* Items from an interface collection *
****
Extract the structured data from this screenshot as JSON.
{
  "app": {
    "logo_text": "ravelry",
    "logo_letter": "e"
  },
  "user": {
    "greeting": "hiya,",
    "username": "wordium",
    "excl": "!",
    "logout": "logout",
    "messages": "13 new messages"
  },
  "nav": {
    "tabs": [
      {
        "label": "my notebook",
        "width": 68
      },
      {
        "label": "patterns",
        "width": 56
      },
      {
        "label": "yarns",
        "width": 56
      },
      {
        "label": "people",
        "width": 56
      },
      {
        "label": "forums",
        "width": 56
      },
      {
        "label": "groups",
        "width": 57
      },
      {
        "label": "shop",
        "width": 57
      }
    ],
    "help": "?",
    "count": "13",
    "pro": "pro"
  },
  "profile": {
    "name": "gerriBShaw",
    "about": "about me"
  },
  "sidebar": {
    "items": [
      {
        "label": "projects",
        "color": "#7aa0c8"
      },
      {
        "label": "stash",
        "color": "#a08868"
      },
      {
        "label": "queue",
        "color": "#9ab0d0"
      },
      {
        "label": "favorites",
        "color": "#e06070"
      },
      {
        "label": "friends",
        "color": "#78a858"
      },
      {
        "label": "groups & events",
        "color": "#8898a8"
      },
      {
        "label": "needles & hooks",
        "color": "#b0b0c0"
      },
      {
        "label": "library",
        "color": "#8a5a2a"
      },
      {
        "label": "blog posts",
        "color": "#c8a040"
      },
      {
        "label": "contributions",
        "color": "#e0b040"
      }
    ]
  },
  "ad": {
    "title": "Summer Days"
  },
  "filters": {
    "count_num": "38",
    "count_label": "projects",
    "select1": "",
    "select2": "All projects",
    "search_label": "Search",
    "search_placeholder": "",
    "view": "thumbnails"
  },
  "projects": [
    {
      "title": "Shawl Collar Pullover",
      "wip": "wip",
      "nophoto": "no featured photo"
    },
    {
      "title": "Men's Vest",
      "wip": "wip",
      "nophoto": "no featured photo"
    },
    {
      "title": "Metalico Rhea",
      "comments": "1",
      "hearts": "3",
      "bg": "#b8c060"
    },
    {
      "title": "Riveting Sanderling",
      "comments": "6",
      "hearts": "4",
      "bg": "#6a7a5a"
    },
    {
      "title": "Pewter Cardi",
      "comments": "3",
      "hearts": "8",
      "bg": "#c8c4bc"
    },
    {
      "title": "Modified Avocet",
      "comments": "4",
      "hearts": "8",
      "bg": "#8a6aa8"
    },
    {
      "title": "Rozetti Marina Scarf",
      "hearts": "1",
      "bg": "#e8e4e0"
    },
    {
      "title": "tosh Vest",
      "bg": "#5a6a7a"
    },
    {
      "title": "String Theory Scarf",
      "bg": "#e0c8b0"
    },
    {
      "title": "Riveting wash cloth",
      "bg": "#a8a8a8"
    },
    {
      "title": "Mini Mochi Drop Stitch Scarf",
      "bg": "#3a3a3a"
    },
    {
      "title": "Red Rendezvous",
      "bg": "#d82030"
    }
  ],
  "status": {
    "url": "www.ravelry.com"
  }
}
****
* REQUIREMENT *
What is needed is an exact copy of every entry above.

* TASK SOLUTION *
Extract the structured data from this screenshot as JSON.
{
  "app": {
    "logo_text": "ravelry",
    "logo_letter": "e"
  },
  "user": {
    "greeting": "hiya,",
    "username": "wordium",
    "excl": "!",
    "logout": "logout",
    "messages": "13 new messages"
  },
  "nav": {
    "tabs": [
      {
        "label": "my notebook",
        "width": 68
      },
      {
        "label": "patterns",
        "width": 56
      },
      {
        "label": "yarns",
        "width": 56
      },
      {
        "label": "people",
        "width": 56
      },
      {
        "label": "forums",
        "width": 56
      },
      {
        "label": "groups",
        "width": 57
      },
      {
        "label": "shop",
        "width": 57
      }
    ],
    "help": "?",
    "count": "13",
    "pro": "pro"
  },
  "profile": {
    "name": "gerriBShaw",
    "about": "about me"
  },
  "sidebar": {
    "items": [
      {
        "label": "projects",
        "color": "#7aa0c8"
      },
      {
        "label": "stash",
        "color": "#a08868"
      },
      {
        "label": "queue",
        "color": "#9ab0d0"
      },
      {
        "label": "favorites",
        "color": "#e06070"
      },
      {
        "label": "friends",
        "color": "#78a858"
      },
      {
        "label": "groups & events",
        "color": "#8898a8"
      },
      {
        "label": "needles & hooks",
        "color": "#b0b0c0"
      },
      {
        "label": "library",
        "color": "#8a5a2a"
      },
      {
        "label": "blog posts",
        "color": "#c8a040"
      },
      {
        "label": "contributions",
        "color": "#e0b040"
      }
    ]
  },
  "ad": {
    "title": "Summer Days"
  },
  "filters": {
    "count_num": "38",
    "count_label": "projects",
    "select1": "",
    "select2": "All projects",
    "search_label": "Search",
    "search_placeholder": "",
    "view": "thumbnails"
  },
  "projects": [
    {
      "title": "Shawl Collar Pullover",
      "wip": "wip",
      "nophoto": "no featured photo"
    },
    {
      "title": "Men's Vest",
      "wip": "wip",
      "nophoto": "no featured photo"
    },
    {
      "title": "Metalico Rhea",
      "comments": "1",
      "hearts": "3",
      "bg": "#b8c060"
    },
    {
      "title": "Riveting Sanderling",
      "comments": "6",
      "hearts": "4",
      "bg": "#6a7a5a"
    },
    {
      "title": "Pewter Cardi",
      "comments": "3",
      "hearts": "8",
      "bg": "#c8c4bc"
    },
    {
      "title": "Modified Avocet",
      "comments": "4",
      "hearts": "8",
      "bg": "#8a6aa8"
    },
    {
      "title": "Rozetti Marina Scarf",
      "hearts": "1",
      "bg": "#e8e4e0"
    },
    {
      "title": "tosh Vest",
      "bg": "#5a6a7a"
    },
    {
      "title": "String Theory Scarf",
      "bg": "#e0c8b0"
    },
    {
      "title": "Riveting wash cloth",
      "bg": "#a8a8a8"
    },
    {
      "title": "Mini Mochi Drop Stitch Scarf",
      "bg": "#3a3a3a"
    },
    {
      "title": "Red Rendezvous",
      "bg": "#d82030"
    }
  ],
  "status": {
    "url": "www.ravelry.com"
  }
}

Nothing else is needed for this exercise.